— EXERCISE DIRECTIONS —
Search the records for the string "Tools". Copy each line where it occurs.

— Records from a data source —
-*-

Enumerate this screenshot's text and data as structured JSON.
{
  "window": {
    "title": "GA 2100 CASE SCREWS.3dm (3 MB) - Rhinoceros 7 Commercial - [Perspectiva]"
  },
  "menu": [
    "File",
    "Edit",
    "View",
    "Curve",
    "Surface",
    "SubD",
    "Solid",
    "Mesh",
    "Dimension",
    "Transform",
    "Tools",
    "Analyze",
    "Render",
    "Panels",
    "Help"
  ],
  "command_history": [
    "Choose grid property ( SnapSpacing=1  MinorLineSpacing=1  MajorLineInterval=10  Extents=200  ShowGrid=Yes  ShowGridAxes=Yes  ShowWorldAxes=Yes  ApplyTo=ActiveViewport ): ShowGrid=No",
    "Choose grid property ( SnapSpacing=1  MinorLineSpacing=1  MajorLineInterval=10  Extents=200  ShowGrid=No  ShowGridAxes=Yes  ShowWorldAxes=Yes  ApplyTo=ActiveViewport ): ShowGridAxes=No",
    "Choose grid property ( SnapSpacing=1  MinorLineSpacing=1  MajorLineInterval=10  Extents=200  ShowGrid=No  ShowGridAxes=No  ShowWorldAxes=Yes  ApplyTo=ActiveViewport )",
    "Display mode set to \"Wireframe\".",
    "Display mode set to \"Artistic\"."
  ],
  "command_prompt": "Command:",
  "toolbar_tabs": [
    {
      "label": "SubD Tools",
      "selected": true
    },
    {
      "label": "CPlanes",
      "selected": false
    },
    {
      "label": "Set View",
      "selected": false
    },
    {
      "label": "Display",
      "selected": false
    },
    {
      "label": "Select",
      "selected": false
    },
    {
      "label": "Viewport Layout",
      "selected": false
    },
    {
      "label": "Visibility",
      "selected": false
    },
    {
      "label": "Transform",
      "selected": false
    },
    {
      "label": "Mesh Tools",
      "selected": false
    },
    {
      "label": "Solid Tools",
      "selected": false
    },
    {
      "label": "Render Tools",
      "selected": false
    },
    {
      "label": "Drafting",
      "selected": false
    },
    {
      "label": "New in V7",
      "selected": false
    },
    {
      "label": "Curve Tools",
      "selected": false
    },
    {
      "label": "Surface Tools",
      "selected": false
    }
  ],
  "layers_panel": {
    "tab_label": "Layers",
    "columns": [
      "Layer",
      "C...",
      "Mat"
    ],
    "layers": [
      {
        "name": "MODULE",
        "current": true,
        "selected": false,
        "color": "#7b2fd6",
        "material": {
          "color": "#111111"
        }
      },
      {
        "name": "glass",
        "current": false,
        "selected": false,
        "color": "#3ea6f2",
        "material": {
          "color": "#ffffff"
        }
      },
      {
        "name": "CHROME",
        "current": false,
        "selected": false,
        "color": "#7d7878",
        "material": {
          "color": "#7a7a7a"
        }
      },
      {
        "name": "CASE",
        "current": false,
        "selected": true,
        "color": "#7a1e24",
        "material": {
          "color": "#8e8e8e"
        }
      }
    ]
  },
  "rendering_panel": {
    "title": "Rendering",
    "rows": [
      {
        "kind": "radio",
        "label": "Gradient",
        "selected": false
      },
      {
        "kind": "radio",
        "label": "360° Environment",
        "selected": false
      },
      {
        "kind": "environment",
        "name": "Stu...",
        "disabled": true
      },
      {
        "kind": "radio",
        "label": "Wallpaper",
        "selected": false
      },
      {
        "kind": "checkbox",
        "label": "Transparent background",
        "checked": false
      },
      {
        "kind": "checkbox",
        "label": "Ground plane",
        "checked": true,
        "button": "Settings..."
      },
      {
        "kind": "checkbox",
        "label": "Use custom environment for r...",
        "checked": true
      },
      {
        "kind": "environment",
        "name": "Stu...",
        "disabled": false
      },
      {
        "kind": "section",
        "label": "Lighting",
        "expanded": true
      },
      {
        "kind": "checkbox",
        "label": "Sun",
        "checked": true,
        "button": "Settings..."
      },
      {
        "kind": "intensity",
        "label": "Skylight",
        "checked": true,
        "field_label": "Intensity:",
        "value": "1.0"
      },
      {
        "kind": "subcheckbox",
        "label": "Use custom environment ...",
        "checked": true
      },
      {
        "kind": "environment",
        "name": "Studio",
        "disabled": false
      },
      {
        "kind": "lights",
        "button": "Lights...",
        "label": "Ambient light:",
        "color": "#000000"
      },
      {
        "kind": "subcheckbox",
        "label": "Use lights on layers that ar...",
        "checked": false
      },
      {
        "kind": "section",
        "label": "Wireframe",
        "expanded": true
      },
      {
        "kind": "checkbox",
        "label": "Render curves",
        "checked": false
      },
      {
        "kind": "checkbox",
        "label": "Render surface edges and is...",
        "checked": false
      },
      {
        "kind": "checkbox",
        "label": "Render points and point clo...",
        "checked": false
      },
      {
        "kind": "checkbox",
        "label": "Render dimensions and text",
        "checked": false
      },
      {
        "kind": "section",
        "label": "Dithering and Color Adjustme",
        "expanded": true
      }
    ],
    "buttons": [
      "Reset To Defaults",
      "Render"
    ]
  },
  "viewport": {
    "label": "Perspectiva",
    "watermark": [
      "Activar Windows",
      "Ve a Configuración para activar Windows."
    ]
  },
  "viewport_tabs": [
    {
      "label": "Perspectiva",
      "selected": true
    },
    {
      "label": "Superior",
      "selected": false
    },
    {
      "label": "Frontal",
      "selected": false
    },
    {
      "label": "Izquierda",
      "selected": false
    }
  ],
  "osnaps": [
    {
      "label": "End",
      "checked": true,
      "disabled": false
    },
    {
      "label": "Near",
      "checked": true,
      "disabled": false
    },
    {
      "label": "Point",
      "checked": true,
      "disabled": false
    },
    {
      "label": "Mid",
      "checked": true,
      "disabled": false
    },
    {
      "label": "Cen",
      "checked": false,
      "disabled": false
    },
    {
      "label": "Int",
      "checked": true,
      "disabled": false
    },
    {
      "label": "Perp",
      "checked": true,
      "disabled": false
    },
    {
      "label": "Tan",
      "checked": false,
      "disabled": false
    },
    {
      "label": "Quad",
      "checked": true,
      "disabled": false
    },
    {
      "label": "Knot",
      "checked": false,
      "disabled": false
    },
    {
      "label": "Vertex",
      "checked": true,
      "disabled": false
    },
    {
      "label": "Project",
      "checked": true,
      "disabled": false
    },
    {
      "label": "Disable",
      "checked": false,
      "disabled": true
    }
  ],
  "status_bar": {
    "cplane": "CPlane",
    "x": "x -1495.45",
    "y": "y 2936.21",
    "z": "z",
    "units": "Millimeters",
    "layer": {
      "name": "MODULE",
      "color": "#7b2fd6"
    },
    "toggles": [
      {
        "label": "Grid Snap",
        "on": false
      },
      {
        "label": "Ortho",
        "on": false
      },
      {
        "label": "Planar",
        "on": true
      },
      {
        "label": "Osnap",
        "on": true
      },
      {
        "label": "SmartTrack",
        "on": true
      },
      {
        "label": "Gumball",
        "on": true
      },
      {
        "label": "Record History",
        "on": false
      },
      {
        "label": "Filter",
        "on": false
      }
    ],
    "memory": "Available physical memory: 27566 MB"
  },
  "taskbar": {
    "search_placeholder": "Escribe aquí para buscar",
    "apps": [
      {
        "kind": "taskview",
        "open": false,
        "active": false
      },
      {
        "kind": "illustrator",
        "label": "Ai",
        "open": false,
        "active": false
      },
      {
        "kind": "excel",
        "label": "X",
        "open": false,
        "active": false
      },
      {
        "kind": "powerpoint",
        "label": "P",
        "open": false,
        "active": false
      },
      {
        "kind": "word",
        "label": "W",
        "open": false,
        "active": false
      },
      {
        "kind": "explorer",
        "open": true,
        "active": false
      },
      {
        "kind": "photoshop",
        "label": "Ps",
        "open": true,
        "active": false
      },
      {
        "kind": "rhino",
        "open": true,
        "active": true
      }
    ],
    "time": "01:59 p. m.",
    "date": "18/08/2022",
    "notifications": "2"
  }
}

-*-

— OUTPUT FOR THIS EXERCISE —
    "Tools",
      "label": "SubD Tools",
      "label": "Mesh Tools",
      "label": "Solid Tools",
      "label": "Render Tools",
      "label": "Curve Tools",
      "label": "Surface Tools",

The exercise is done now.